When form and function diverge
The church building too should be an apt expression of its theology, worship, community and context. We have all kinds of church buildings in Singapore. The early church buildings in Singapore were forms imported from the west that gave token consideration to the Singaporean context, mainly its weather. Case in point is the oldest church building in Singapore: the Armenian Church consecrated in 1836. Most of the buildings in the 70s onward were pragmatic, space-maximizing utilitarian buildings built in the suburbs or in the HDB sites in the new housing estates. As land is scarce and expensive, maximizing usable space for various activities took priority over aesthetics. However I must say that the Catholics have done more justice in terms of constructing church buildings that aptly express their ideas of theology, worship, community and context much more than the Protestant churches. An example of this is St Mary of the Angels at Bukit Batok East, so beautiful it even won an architectural award.
The church scene today resembles the income gap we see in most developing countries. With the rise of the mega-churches like City Harvest Church and New Creation Church we are seeing astronomical amounts being spent on facilities of spectacular scale and impact and mixed usage. This is partly due to the limits placed on the size of buildings that can be constructed on the HDB sites made available for bidding. They would be grossly inadequate for their regular meeting attendances of over 20,000.
When God’s people realize they are God’s real building
On the other, hand there are hundreds of churches, gatherings of God’s faithful in sizes of 50 to 300 members who meet in purchased or rented premises in unglamorous industrial buildings, commercial buildings, private schools, houses, cinemas, hotels and other such buildings.
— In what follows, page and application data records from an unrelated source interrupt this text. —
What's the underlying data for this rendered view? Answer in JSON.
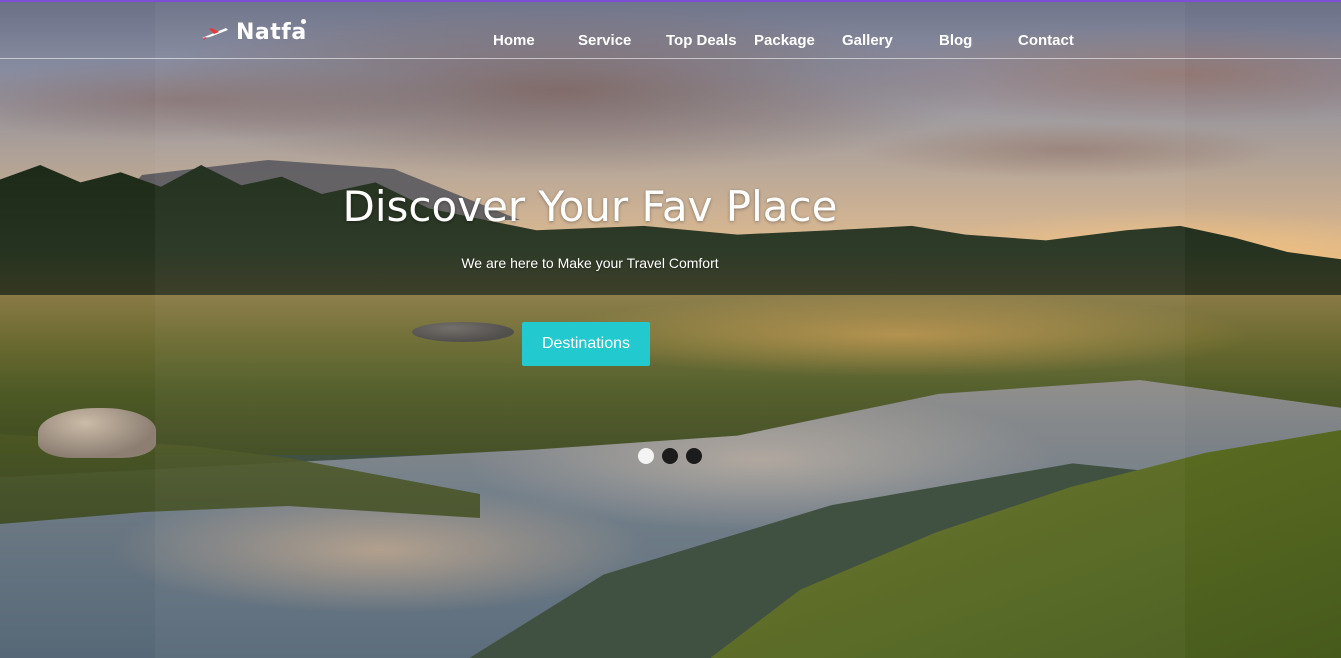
{
  "brand": {
    "name": "Natfa"
  },
  "nav": {
    "items": [
      {
        "label": "Home"
      },
      {
        "label": "Service"
      },
      {
        "label": "Top Deals"
      },
      {
        "label": "Package"
      },
      {
        "label": "Gallery"
      },
      {
        "label": "Blog"
      },
      {
        "label": "Contact"
      }
    ]
  },
  "hero": {
    "title": "Discover Your Fav Place",
    "subtitle": "We are here to Make your Travel Comfort",
    "cta_label": "Destinations",
    "slides_total": 3,
    "active_slide": 1
  },
  "colors": {
    "accent": "#22c9cf",
    "top_bar": "#7b4fd6",
    "text": "#ffffff"
  },
  "icons": {
    "logo": "airplane-icon"
  }
}
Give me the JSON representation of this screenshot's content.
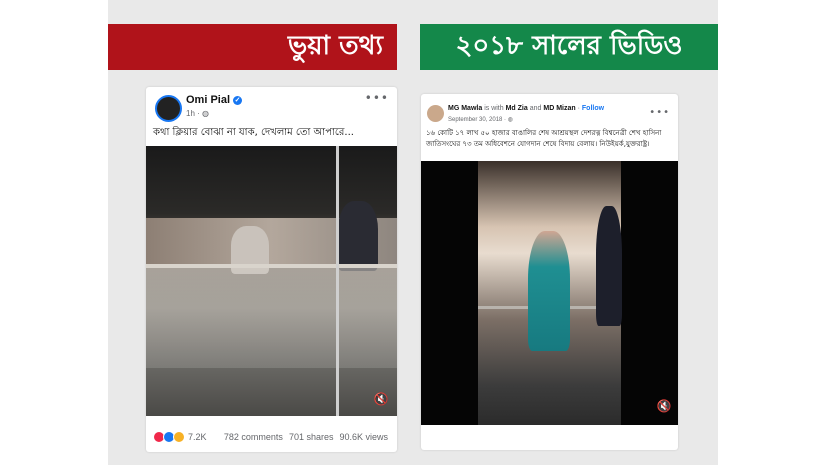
{
  "banners": {
    "left": "ভুয়া তথ্য",
    "right": "২০১৮ সালের ভিডিও"
  },
  "colors": {
    "false_banner": "#b0131a",
    "true_banner": "#14884a",
    "facebook_blue": "#1877f2"
  },
  "left_post": {
    "author": "Omi Pial",
    "time": "1h · ",
    "globe_icon": "globe-icon",
    "caption": "কথা ক্লিয়ার বোঝা না যাক, দেখলাম তো আপারে...",
    "more_icon": "•••",
    "mute_icon": "🔇",
    "reactions": {
      "count": "7.2K",
      "icons": [
        "angry-icon",
        "like-icon",
        "haha-icon"
      ]
    },
    "stats": {
      "comments": "782 comments",
      "shares": "701 shares",
      "views": "90.6K views"
    }
  },
  "right_post": {
    "author": "MG Mawla",
    "with_text": "is with",
    "tag1": "Md Zia",
    "and_text": "and",
    "tag2": "MD Mizan",
    "separator": "·",
    "follow": "Follow",
    "date": "September 30, 2018 · ",
    "caption": "১৬ কোটি ১৭ লাখ ৫০ হাজার বাঙালির শেষ আশ্রয়স্থল দেশরত্ন বিশ্বনেত্রী শেখ হাসিনা জাতিসংঘের ৭৩ তম অধিবেশনে যোগদান শেষে বিদায় বেলায়। নিউইয়র্ক,যুক্তরাষ্ট্র।",
    "more_icon": "•••",
    "mute_icon": "🔇"
  }
}
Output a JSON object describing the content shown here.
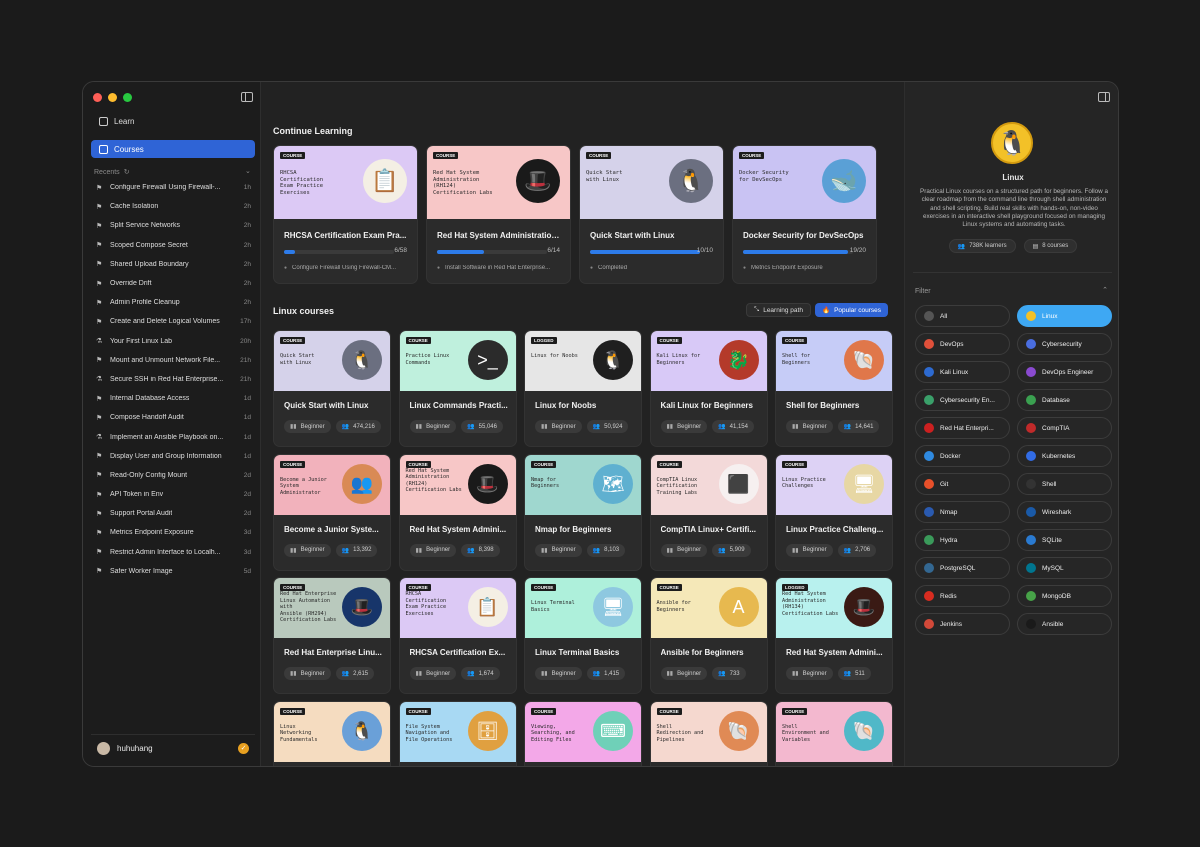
{
  "sidebar": {
    "learn_label": "Learn",
    "courses_label": "Courses",
    "recents_label": "Recents",
    "recents": [
      {
        "icon": "flag",
        "label": "Configure Firewall Using Firewall-...",
        "time": "1h"
      },
      {
        "icon": "flag",
        "label": "Cache Isolation",
        "time": "2h"
      },
      {
        "icon": "flag",
        "label": "Split Service Networks",
        "time": "2h"
      },
      {
        "icon": "flag",
        "label": "Scoped Compose Secret",
        "time": "2h"
      },
      {
        "icon": "flag",
        "label": "Shared Upload Boundary",
        "time": "2h"
      },
      {
        "icon": "flag",
        "label": "Override Drift",
        "time": "2h"
      },
      {
        "icon": "flag",
        "label": "Admin Profile Cleanup",
        "time": "2h"
      },
      {
        "icon": "flag",
        "label": "Create and Delete Logical Volumes",
        "time": "17h"
      },
      {
        "icon": "flask",
        "label": "Your First Linux Lab",
        "time": "20h"
      },
      {
        "icon": "flag",
        "label": "Mount and Unmount Network File...",
        "time": "21h"
      },
      {
        "icon": "flask",
        "label": "Secure SSH in Red Hat Enterprise...",
        "time": "21h"
      },
      {
        "icon": "flag",
        "label": "Internal Database Access",
        "time": "1d"
      },
      {
        "icon": "flag",
        "label": "Compose Handoff Audit",
        "time": "1d"
      },
      {
        "icon": "flask",
        "label": "Implement an Ansible Playbook on...",
        "time": "1d"
      },
      {
        "icon": "flag",
        "label": "Display User and Group Information",
        "time": "1d"
      },
      {
        "icon": "flag",
        "label": "Read-Only Config Mount",
        "time": "2d"
      },
      {
        "icon": "flag",
        "label": "API Token in Env",
        "time": "2d"
      },
      {
        "icon": "flag",
        "label": "Support Portal Audit",
        "time": "2d"
      },
      {
        "icon": "flag",
        "label": "Metrics Endpoint Exposure",
        "time": "3d"
      },
      {
        "icon": "flag",
        "label": "Restrict Admin Interface to Localh...",
        "time": "3d"
      },
      {
        "icon": "flag",
        "label": "Safer Worker Image",
        "time": "5d"
      }
    ],
    "username": "huhuhang"
  },
  "main": {
    "continue_title": "Continue Learning",
    "continue": [
      {
        "tag": "COURSE",
        "thumb": "RHCSA\nCertification\nExam Practice\nExercises",
        "title": "RHCSA Certification Exam Pra...",
        "progress": "6/58",
        "pct": 0.1,
        "sub": "Configure Firewall Using Firewall-CM...",
        "bg": "#dcc9f5",
        "art": "clipboard",
        "artbg": "#f4efe4"
      },
      {
        "tag": "COURSE",
        "thumb": "Red Hat System\nAdministration\n(RH124)\nCertification Labs",
        "title": "Red Hat System Administration...",
        "progress": "6/14",
        "pct": 0.43,
        "sub": "Install Software in Red Hat Enterprise...",
        "bg": "#f7c7c7",
        "art": "redhat",
        "artbg": "#1a1a1a"
      },
      {
        "tag": "COURSE",
        "thumb": "Quick Start\nwith Linux",
        "title": "Quick Start with Linux",
        "progress": "10/10",
        "pct": 1.0,
        "sub": "Completed",
        "bg": "#d5d2ea",
        "art": "penguin",
        "artbg": "#6b6f80"
      },
      {
        "tag": "COURSE",
        "thumb": "Docker Security\nfor DevSecOps",
        "title": "Docker Security for DevSecOps",
        "progress": "19/20",
        "pct": 0.95,
        "sub": "Metrics Endpoint Exposure",
        "bg": "#c9c3f3",
        "art": "whale",
        "artbg": "#5aa0d6"
      }
    ],
    "courses_title": "Linux courses",
    "learning_path_label": "Learning path",
    "popular_label": "Popular courses",
    "courses": [
      {
        "tag": "COURSE",
        "thumb": "Quick Start\nwith Linux",
        "title": "Quick Start with Linux",
        "level": "Beginner",
        "learners": "474,216",
        "bg": "#d5d2ea",
        "artbg": "#6b6f80"
      },
      {
        "tag": "COURSE",
        "thumb": "Practice Linux\nCommands",
        "title": "Linux Commands Practi...",
        "level": "Beginner",
        "learners": "55,046",
        "bg": "#bff0dd",
        "artbg": "#2b2b2b"
      },
      {
        "tag": "LOGGED",
        "thumb": "Linux for Noobs",
        "title": "Linux for Noobs",
        "level": "Beginner",
        "learners": "50,924",
        "bg": "#e6e6e6",
        "artbg": "#1f1f1f"
      },
      {
        "tag": "COURSE",
        "thumb": "Kali Linux for\nBeginners",
        "title": "Kali Linux for Beginners",
        "level": "Beginner",
        "learners": "41,154",
        "bg": "#d8c9f7",
        "artbg": "#b43a2a"
      },
      {
        "tag": "COURSE",
        "thumb": "Shell for\nBeginners",
        "title": "Shell for Beginners",
        "level": "Beginner",
        "learners": "14,641",
        "bg": "#c6ccf7",
        "artbg": "#e0774a"
      },
      {
        "tag": "COURSE",
        "thumb": "Become a Junior\nSystem\nAdministrator",
        "title": "Become a Junior Syste...",
        "level": "Beginner",
        "learners": "13,392",
        "bg": "#f2b2bc",
        "artbg": "#d98a55"
      },
      {
        "tag": "COURSE",
        "thumb": "Red Hat System\nAdministration\n(RH124)\nCertification Labs",
        "title": "Red Hat System Admini...",
        "level": "Beginner",
        "learners": "8,398",
        "bg": "#f7c7c7",
        "artbg": "#1a1a1a"
      },
      {
        "tag": "COURSE",
        "thumb": "Nmap for\nBeginners",
        "title": "Nmap for Beginners",
        "level": "Beginner",
        "learners": "8,103",
        "bg": "#9fd7cf",
        "artbg": "#5fb0d0"
      },
      {
        "tag": "COURSE",
        "thumb": "CompTIA Linux\nCertification\nTraining Labs",
        "title": "CompTIA Linux+ Certifi...",
        "level": "Beginner",
        "learners": "5,909",
        "bg": "#f3d9d9",
        "artbg": "#f6f0f0"
      },
      {
        "tag": "COURSE",
        "thumb": "Linux Practice\nChallenges",
        "title": "Linux Practice Challeng...",
        "level": "Beginner",
        "learners": "2,706",
        "bg": "#ddd2f5",
        "artbg": "#e7d7a4"
      },
      {
        "tag": "COURSE",
        "thumb": "Red Hat Enterprise\nLinux Automation with\nAnsible (RH294)\nCertification Labs",
        "title": "Red Hat Enterprise Linu...",
        "level": "Beginner",
        "learners": "2,615",
        "bg": "#b9c9bd",
        "artbg": "#17356a"
      },
      {
        "tag": "COURSE",
        "thumb": "RHCSA\nCertification\nExam Practice\nExercises",
        "title": "RHCSA Certification Ex...",
        "level": "Beginner",
        "learners": "1,674",
        "bg": "#dcc9f5",
        "artbg": "#f4efe4"
      },
      {
        "tag": "COURSE",
        "thumb": "Linux Terminal\nBasics",
        "title": "Linux Terminal Basics",
        "level": "Beginner",
        "learners": "1,415",
        "bg": "#aef0db",
        "artbg": "#8ec8e0"
      },
      {
        "tag": "COURSE",
        "thumb": "Ansible for\nBeginners",
        "title": "Ansible for Beginners",
        "level": "Beginner",
        "learners": "733",
        "bg": "#f5e8b8",
        "artbg": "#e7b94f"
      },
      {
        "tag": "LOGGED",
        "thumb": "Red Hat System\nAdministration\n(RH134)\nCertification Labs",
        "title": "Red Hat System Admini...",
        "level": "Beginner",
        "learners": "511",
        "bg": "#b8f1ee",
        "artbg": "#3a1a14"
      },
      {
        "tag": "COURSE",
        "thumb": "Linux\nNetworking\nFundamentals",
        "title": "",
        "level": "",
        "learners": "",
        "bg": "#f5dcc0",
        "artbg": "#6aa0d8"
      },
      {
        "tag": "COURSE",
        "thumb": "File System\nNavigation and\nFile Operations",
        "title": "",
        "level": "",
        "learners": "",
        "bg": "#a8d9f3",
        "artbg": "#e0a040"
      },
      {
        "tag": "COURSE",
        "thumb": "Viewing,\nSearching, and\nEditing Files",
        "title": "",
        "level": "",
        "learners": "",
        "bg": "#f3a8e8",
        "artbg": "#6fd0b8"
      },
      {
        "tag": "COURSE",
        "thumb": "Shell\nRedirection and\nPipelines",
        "title": "",
        "level": "",
        "learners": "",
        "bg": "#f5d8cf",
        "artbg": "#e08a55"
      },
      {
        "tag": "COURSE",
        "thumb": "Shell\nEnvironment and\nVariables",
        "title": "",
        "level": "",
        "learners": "",
        "bg": "#f3b8cf",
        "artbg": "#50b8c8"
      }
    ]
  },
  "panel": {
    "title": "Linux",
    "description": "Practical Linux courses on a structured path for beginners. Follow a clear roadmap from the command line through shell administration and shell scripting. Build real skills with hands-on, non-video exercises in an interactive shell playground focused on managing Linux systems and automating tasks.",
    "learners": "738K learners",
    "courses": "8 courses",
    "filter_label": "Filter",
    "filters": [
      {
        "label": "All",
        "color": "#555",
        "selected": false
      },
      {
        "label": "Linux",
        "color": "#f3c128",
        "selected": true
      },
      {
        "label": "DevOps",
        "color": "#e0503a",
        "selected": false
      },
      {
        "label": "Cybersecurity",
        "color": "#4a6ee0",
        "selected": false
      },
      {
        "label": "Kali Linux",
        "color": "#2d6ad0",
        "selected": false
      },
      {
        "label": "DevOps Engineer",
        "color": "#8a4ad0",
        "selected": false
      },
      {
        "label": "Cybersecurity En...",
        "color": "#3aa06a",
        "selected": false
      },
      {
        "label": "Database",
        "color": "#3aa050",
        "selected": false
      },
      {
        "label": "Red Hat Enterpri...",
        "color": "#cc2020",
        "selected": false
      },
      {
        "label": "CompTIA",
        "color": "#c02a2a",
        "selected": false
      },
      {
        "label": "Docker",
        "color": "#2f8ae0",
        "selected": false
      },
      {
        "label": "Kubernetes",
        "color": "#326ce5",
        "selected": false
      },
      {
        "label": "Git",
        "color": "#e8502a",
        "selected": false
      },
      {
        "label": "Shell",
        "color": "#333",
        "selected": false
      },
      {
        "label": "Nmap",
        "color": "#2a5ab0",
        "selected": false
      },
      {
        "label": "Wireshark",
        "color": "#1a5aa8",
        "selected": false
      },
      {
        "label": "Hydra",
        "color": "#3a9a5a",
        "selected": false
      },
      {
        "label": "SQLite",
        "color": "#2a7ad0",
        "selected": false
      },
      {
        "label": "PostgreSQL",
        "color": "#336791",
        "selected": false
      },
      {
        "label": "MySQL",
        "color": "#00758f",
        "selected": false
      },
      {
        "label": "Redis",
        "color": "#d82c20",
        "selected": false
      },
      {
        "label": "MongoDB",
        "color": "#47a248",
        "selected": false
      },
      {
        "label": "Jenkins",
        "color": "#d24939",
        "selected": false
      },
      {
        "label": "Ansible",
        "color": "#1a1a1a",
        "selected": false
      }
    ]
  },
  "colors": {
    "accent": "#2f64d6",
    "filter_selected": "#3ea8f3",
    "progress": "#2d7be9"
  }
}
These are churches who have a sharper realization that the church is not a beautiful or spacious or practical building that houses God’s people, but a gathered people and community that houses God. They know they themselves are the dwelling place of God. It is in living out this revelation that we see form and function finally in embrace in the living entity called church.